So, here’s the deal, I’d love to be able to feature specific stories and give examples of how I would approach a specific situation (based on the details made available). I’d like to post the information of the specific situation and respond to how I would approach everything. I think it may be more helpful than some sort of more abstract discussion.
If you have a reactive dog send me an email with details about the pup and his/her reactivity and I’ll select some to work through. Again, all names will be changed but the details of the email will be just pasted into the blog. Not all will be posted but if you’d like to perhaps be a sample case, drop me an email to firstname.lastname@example.org
There is no way to address the various types of “reactivity” (or whatever we want to call all of those things) in a single post. Heck, I would probably fall short in my descriptions in some ways or another if I spent several days on each topic. Reactivity (or what I’m calling reactivity for simplicity’s sake) is a really big topic with an almost endless ‘answers’ that are very dependent on the situation. There are, however some pretty common plans of attack so to speak for the different causes of reactivity.
When we are talking about reactivity based in fear (typical reactivity) there are some basic things that get worked on in almost every case. In many cases, the very first thing that I choose to tackle is to change the Conditioned Emotional Response (CER) to the stimuli. If we can change the CER, it makes the subsequent rehabilitation steps that much easier. CER is an automatic response to a stimuli or cue that has been learned from past experiences–it is not a choice or actively thought about, it is an emotional and automatic reaction. Soldiers who suffer from PTSD often have CERs to sounds that mimic explosions or gun fire–if they hear fireworks they may have flashbacks which may cause violent responses to the noise. We have many CERs in our daily life, the ice cream truck song=happy feeling from childhood memories which causes me to smile and pat my pockets for spare change (it’s completely automatic… even if I have no desire for ice cream, I still pat my pockets) and emergency sirens=check rear view mirror and slow down while my heart rate increases because there is the potential for a speeding ticket.
Reactive dogs who are fearful are not choosing to behave in the way they do, they have been conditioned to automatically respond to a stimuli with some type of reaction. What we need to do is pair the stimuli with something positive to create a new response. If, instead of ice cream and happiness, the ice cream truck song was on police cars handing out speeding tickets, I would probably have a very different reaction to the tune.
What we will do is pair the scary thing (stranger dog) with something extremely pleasant, then we can begin to change the CER. So instead of the automatic response being to react and put on a massive display to get the stranger dog to leave, the new CER will be anticipation of food at the presence of the stranger dog.
To change the CER we rely on the repetition of an event happening (the stranger dog being present) with some type of positive feedback. Confusing enough? It’s actually very simple. We will change d0g=potential threat to dog=yummy food.

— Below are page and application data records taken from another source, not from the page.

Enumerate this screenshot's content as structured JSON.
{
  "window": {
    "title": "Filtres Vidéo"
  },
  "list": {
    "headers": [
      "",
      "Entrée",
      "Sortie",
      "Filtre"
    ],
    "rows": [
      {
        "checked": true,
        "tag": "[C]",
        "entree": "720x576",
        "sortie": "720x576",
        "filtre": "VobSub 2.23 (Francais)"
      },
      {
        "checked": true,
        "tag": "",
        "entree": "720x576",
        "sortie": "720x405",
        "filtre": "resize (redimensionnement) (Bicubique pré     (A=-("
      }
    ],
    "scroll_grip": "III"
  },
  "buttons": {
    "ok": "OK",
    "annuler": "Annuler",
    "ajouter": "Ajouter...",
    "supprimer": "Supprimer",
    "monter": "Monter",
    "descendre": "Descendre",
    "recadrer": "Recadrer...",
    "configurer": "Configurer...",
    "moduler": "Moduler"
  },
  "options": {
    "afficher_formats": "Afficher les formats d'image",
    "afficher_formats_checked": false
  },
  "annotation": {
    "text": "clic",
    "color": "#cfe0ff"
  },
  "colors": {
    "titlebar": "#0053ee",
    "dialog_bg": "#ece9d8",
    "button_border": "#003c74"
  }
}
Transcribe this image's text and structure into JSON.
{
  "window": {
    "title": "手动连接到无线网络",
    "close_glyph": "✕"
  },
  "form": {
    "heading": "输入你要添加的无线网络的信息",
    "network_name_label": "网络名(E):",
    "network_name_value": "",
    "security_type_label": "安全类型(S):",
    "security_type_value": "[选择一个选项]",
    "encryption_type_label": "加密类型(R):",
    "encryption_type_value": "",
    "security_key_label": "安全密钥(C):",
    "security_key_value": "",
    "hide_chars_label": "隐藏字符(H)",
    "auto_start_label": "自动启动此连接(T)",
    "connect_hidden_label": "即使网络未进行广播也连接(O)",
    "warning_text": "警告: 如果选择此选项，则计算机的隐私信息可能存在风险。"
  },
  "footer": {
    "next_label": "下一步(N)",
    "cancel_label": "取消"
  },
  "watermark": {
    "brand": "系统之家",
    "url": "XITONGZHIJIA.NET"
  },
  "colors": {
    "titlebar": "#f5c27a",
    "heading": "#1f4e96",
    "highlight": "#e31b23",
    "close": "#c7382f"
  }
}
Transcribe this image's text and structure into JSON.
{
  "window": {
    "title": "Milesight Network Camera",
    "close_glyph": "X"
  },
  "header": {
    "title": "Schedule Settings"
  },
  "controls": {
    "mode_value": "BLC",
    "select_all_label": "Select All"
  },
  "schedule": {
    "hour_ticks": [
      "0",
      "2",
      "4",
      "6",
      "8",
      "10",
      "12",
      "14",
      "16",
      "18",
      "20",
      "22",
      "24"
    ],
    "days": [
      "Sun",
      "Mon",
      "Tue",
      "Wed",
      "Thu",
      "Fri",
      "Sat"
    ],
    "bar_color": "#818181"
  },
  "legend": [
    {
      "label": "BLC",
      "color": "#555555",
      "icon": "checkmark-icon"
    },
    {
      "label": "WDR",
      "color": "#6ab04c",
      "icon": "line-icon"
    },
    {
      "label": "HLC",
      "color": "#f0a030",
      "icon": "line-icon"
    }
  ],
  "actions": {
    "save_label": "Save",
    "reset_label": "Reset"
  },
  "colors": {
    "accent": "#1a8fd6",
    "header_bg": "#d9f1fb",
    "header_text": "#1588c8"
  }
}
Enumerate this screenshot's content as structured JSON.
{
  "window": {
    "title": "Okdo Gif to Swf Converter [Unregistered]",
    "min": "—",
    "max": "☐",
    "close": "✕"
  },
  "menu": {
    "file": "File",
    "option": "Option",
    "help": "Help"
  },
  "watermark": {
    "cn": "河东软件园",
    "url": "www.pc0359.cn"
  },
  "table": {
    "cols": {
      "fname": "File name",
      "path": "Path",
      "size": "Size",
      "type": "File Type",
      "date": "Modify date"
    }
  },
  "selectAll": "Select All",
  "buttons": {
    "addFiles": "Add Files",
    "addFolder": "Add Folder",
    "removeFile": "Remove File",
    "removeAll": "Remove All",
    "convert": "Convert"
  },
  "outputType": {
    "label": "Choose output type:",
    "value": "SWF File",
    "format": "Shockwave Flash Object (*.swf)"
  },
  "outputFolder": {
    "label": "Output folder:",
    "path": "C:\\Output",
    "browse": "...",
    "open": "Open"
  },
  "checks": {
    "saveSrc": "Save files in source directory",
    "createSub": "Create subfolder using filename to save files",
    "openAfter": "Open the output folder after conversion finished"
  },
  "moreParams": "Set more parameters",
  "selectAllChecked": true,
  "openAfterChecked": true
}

With the reactive dog on leash, the handler should be completely ignoring the dog (maybe reading a book, or watching tv). The stranger dog enters the world (at a distance where the reactive dog will just acknowledge the stranger dog and maybe get focused but not close to their threshold) and as soon as the reactive dog notices the new dog at a distance, the handler says “wow, good boy, what a great boy!” and feeds the dog one treat at a time. For as long as the stranger dog is in sight, the fearful dog should be getting food and attention. After 30 -60 seconds (or so) the stranger dog should leave. As soon as the stranger dog is out of sight, no more food to the reactive dog. Bar opens when the stranger dog enters, bar closes when the stranger dog leaves. Adding to the dog=food connection that is being made, is the idea that the dog is being ignored unless the stranger dog is in the room which makes this training that much more effective. If every time the reactive dog sees a dog he/she got a treat, eventually he/she will look forward to seeing dogs and won’t feel the need to put on a reactive display .
The important thing with this work is that the reactive dog is well below his/her threshold. We could be talking of distances of 50ft or more depending on the individual dog. We want the reactive dog to notice the strange dog and suddenly treats rain down on him. The reactive dog doesn’t have to do anything for the treats….treats simply appear when the other dogs is acknowledged and then the treats go away when the other dog is out of sight. I generally try to do set-ups but you can do this at a park as well… if you sit off the path quite a ways you can just wait… when a dog comes into view you just start feeding your dog treats until the dog has gone by. Ideally you’d want to do this not during the busiest time but also when you’ll get in multiple opportunities to reward for another dog walking near.
This change in association (strange dog=food) will alter the CER and instead of having a fearful melt down at the sight of a dog, he/she will likely see the other dog and look back to the person for the treats! This new response allows the training to move forward because we aren’t fighting a losing battle against a dog whose automatic response to seeing another dog in the distance is a meltdown. Now, the dog should be able to think with a dog in the distance which is important for any number of “next steps” in the process.